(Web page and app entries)
______________________________
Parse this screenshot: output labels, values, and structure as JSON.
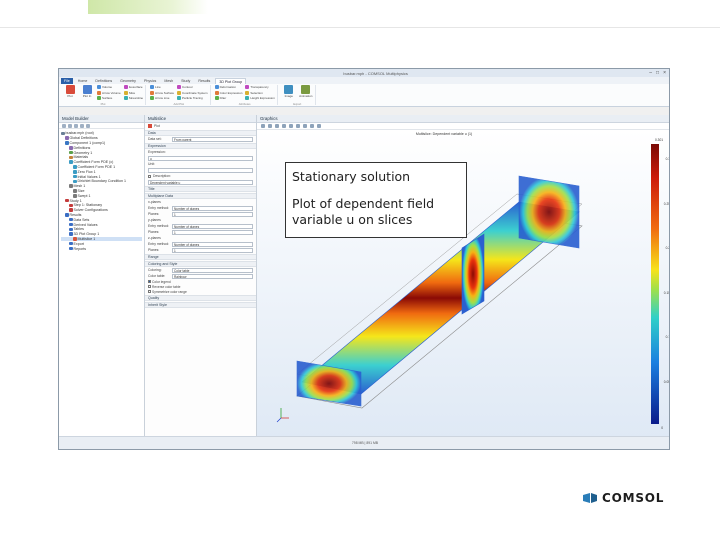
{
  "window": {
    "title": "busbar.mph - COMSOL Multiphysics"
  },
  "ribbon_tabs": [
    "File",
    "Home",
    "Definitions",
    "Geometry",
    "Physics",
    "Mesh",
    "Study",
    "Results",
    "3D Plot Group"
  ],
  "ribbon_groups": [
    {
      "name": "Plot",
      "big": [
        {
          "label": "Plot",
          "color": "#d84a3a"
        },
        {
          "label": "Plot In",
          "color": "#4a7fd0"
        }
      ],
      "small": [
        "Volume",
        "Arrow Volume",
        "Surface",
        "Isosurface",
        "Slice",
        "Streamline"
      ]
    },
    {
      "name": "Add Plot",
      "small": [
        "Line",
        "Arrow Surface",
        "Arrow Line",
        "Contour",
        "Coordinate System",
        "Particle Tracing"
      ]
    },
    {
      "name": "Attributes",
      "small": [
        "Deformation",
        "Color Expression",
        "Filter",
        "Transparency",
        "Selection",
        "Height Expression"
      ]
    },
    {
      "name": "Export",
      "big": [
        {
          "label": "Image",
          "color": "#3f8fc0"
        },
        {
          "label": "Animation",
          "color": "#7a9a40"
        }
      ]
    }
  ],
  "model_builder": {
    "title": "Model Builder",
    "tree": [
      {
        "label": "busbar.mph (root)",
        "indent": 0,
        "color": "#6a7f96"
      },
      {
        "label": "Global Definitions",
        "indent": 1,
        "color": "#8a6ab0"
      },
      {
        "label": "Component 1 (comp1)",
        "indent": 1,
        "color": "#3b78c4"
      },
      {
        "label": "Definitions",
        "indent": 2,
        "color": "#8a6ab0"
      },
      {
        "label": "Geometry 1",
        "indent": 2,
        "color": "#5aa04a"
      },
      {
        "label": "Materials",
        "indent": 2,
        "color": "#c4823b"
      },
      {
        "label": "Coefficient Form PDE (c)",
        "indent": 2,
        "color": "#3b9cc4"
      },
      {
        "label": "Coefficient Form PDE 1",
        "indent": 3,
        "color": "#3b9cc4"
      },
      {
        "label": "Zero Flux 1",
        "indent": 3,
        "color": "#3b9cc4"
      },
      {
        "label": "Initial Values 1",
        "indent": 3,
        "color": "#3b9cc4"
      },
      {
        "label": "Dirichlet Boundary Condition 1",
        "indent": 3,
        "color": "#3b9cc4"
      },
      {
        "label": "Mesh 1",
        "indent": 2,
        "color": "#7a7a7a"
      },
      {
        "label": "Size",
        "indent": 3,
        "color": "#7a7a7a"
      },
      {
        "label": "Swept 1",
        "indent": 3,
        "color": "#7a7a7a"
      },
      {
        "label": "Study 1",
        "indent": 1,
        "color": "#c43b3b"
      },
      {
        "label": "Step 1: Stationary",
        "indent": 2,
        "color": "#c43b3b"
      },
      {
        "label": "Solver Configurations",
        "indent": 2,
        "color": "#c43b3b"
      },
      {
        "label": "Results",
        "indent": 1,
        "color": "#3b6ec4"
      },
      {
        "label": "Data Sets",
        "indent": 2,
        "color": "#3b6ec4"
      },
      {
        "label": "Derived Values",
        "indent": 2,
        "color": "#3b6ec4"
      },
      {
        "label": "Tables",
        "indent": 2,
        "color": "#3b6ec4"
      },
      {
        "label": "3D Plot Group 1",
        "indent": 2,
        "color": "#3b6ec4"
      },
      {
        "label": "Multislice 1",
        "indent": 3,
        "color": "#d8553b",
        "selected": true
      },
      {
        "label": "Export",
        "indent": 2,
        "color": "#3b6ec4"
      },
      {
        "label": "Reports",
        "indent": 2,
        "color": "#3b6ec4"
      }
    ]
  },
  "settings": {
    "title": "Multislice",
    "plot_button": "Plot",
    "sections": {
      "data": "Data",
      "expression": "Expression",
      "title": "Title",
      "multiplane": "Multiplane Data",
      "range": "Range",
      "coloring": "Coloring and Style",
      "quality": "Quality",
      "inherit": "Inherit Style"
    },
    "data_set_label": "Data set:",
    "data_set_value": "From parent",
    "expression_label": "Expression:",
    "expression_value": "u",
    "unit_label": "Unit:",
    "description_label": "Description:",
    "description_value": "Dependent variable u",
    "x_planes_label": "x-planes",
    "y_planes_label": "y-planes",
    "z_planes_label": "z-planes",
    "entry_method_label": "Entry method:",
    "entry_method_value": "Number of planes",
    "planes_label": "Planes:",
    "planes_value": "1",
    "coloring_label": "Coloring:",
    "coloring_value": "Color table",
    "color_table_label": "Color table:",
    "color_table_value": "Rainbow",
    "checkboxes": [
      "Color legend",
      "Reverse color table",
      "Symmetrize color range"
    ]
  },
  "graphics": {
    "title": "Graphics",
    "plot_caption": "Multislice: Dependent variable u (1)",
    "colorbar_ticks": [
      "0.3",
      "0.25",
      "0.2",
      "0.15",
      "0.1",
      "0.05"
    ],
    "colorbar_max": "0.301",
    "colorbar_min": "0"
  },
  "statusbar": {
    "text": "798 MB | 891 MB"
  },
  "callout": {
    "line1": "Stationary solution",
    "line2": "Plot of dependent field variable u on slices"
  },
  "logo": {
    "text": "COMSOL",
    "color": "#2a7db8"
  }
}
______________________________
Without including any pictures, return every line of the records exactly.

TASK RESULT:
Parse this screenshot: output labels, values, and structure as JSON.
{
  "window": {
    "title": "busbar.mph - COMSOL Multiphysics"
  },
  "ribbon_tabs": [
    "File",
    "Home",
    "Definitions",
    "Geometry",
    "Physics",
    "Mesh",
    "Study",
    "Results",
    "3D Plot Group"
  ],
  "ribbon_groups": [
    {
      "name": "Plot",
      "big": [
        {
          "label": "Plot",
          "color": "#d84a3a"
        },
        {
          "label": "Plot In",
          "color": "#4a7fd0"
        }
      ],
      "small": [
        "Volume",
        "Arrow Volume",
        "Surface",
        "Isosurface",
        "Slice",
        "Streamline"
      ]
    },
    {
      "name": "Add Plot",
      "small": [
        "Line",
        "Arrow Surface",
        "Arrow Line",
        "Contour",
        "Coordinate System",
        "Particle Tracing"
      ]
    },
    {
      "name": "Attributes",
      "small": [
        "Deformation",
        "Color Expression",
        "Filter",
        "Transparency",
        "Selection",
        "Height Expression"
      ]
    },
    {
      "name": "Export",
      "big": [
        {
          "label": "Image",
          "color": "#3f8fc0"
        },
        {
          "label": "Animation",
          "color": "#7a9a40"
        }
      ]
    }
  ],
  "model_builder": {
    "title": "Model Builder",
    "tree": [
      {
        "label": "busbar.mph (root)",
        "indent": 0,
        "color": "#6a7f96"
      },
      {
        "label": "Global Definitions",
        "indent": 1,
        "color": "#8a6ab0"
      },
      {
        "label": "Component 1 (comp1)",
        "indent": 1,
        "color": "#3b78c4"
      },
      {
        "label": "Definitions",
        "indent": 2,
        "color": "#8a6ab0"
      },
      {
        "label": "Geometry 1",
        "indent": 2,
        "color": "#5aa04a"
      },
      {
        "label": "Materials",
        "indent": 2,
        "color": "#c4823b"
      },
      {
        "label": "Coefficient Form PDE (c)",
        "indent": 2,
        "color": "#3b9cc4"
      },
      {
        "label": "Coefficient Form PDE 1",
        "indent": 3,
        "color": "#3b9cc4"
      },
      {
        "label": "Zero Flux 1",
        "indent": 3,
        "color": "#3b9cc4"
      },
      {
        "label": "Initial Values 1",
        "indent": 3,
        "color": "#3b9cc4"
      },
      {
        "label": "Dirichlet Boundary Condition 1",
        "indent": 3,
        "color": "#3b9cc4"
      },
      {
        "label": "Mesh 1",
        "indent": 2,
        "color": "#7a7a7a"
      },
      {
        "label": "Size",
        "indent": 3,
        "color": "#7a7a7a"
      },
      {
        "label": "Swept 1",
        "indent": 3,
        "color": "#7a7a7a"
      },
      {
        "label": "Study 1",
        "indent": 1,
        "color": "#c43b3b"
      },
      {
        "label": "Step 1: Stationary",
        "indent": 2,
        "color": "#c43b3b"
      },
      {
        "label": "Solver Configurations",
        "indent": 2,
        "color": "#c43b3b"
      },
      {
        "label": "Results",
        "indent": 1,
        "color": "#3b6ec4"
      },
      {
        "label": "Data Sets",
        "indent": 2,
        "color": "#3b6ec4"
      },
      {
        "label": "Derived Values",
        "indent": 2,
        "color": "#3b6ec4"
      },
      {
        "label": "Tables",
        "indent": 2,
        "color": "#3b6ec4"
      },
      {
        "label": "3D Plot Group 1",
        "indent": 2,
        "color": "#3b6ec4"
      },
      {
        "label": "Multislice 1",
        "indent": 3,
        "color": "#d8553b",
        "selected": true
      },
      {
        "label": "Export",
        "indent": 2,
        "color": "#3b6ec4"
      },
      {
        "label": "Reports",
        "indent": 2,
        "color": "#3b6ec4"
      }
    ]
  },
  "settings": {
    "title": "Multislice",
    "plot_button": "Plot",
    "sections": {
      "data": "Data",
      "expression": "Expression",
      "title": "Title",
      "multiplane": "Multiplane Data",
      "range": "Range",
      "coloring": "Coloring and Style",
      "quality": "Quality",
      "inherit": "Inherit Style"
    },
    "data_set_label": "Data set:",
    "data_set_value": "From parent",
    "expression_label": "Expression:",
    "expression_value": "u",
    "unit_label": "Unit:",
    "description_label": "Description:",
    "description_value": "Dependent variable u",
    "x_planes_label": "x-planes",
    "y_planes_label": "y-planes",
    "z_planes_label": "z-planes",
    "entry_method_label": "Entry method:",
    "entry_method_value": "Number of planes",
    "planes_label": "Planes:",
    "planes_value": "1",
    "coloring_label": "Coloring:",
    "coloring_value": "Color table",
    "color_table_label": "Color table:",
    "color_table_value": "Rainbow",
    "checkboxes": [
      "Color legend",
      "Reverse color table",
      "Symmetrize color range"
    ]
  },
  "graphics": {
    "title": "Graphics",
    "plot_caption": "Multislice: Dependent variable u (1)",
    "colorbar_ticks": [
      "0.3",
      "0.25",
      "0.2",
      "0.15",
      "0.1",
      "0.05"
    ],
    "colorbar_max": "0.301",
    "colorbar_min": "0"
  },
  "statusbar": {
    "text": "798 MB | 891 MB"
  },
  "callout": {
    "line1": "Stationary solution",
    "line2": "Plot of dependent field variable u on slices"
  },
  "logo": {
    "text": "COMSOL",
    "color": "#2a7db8"
  }
}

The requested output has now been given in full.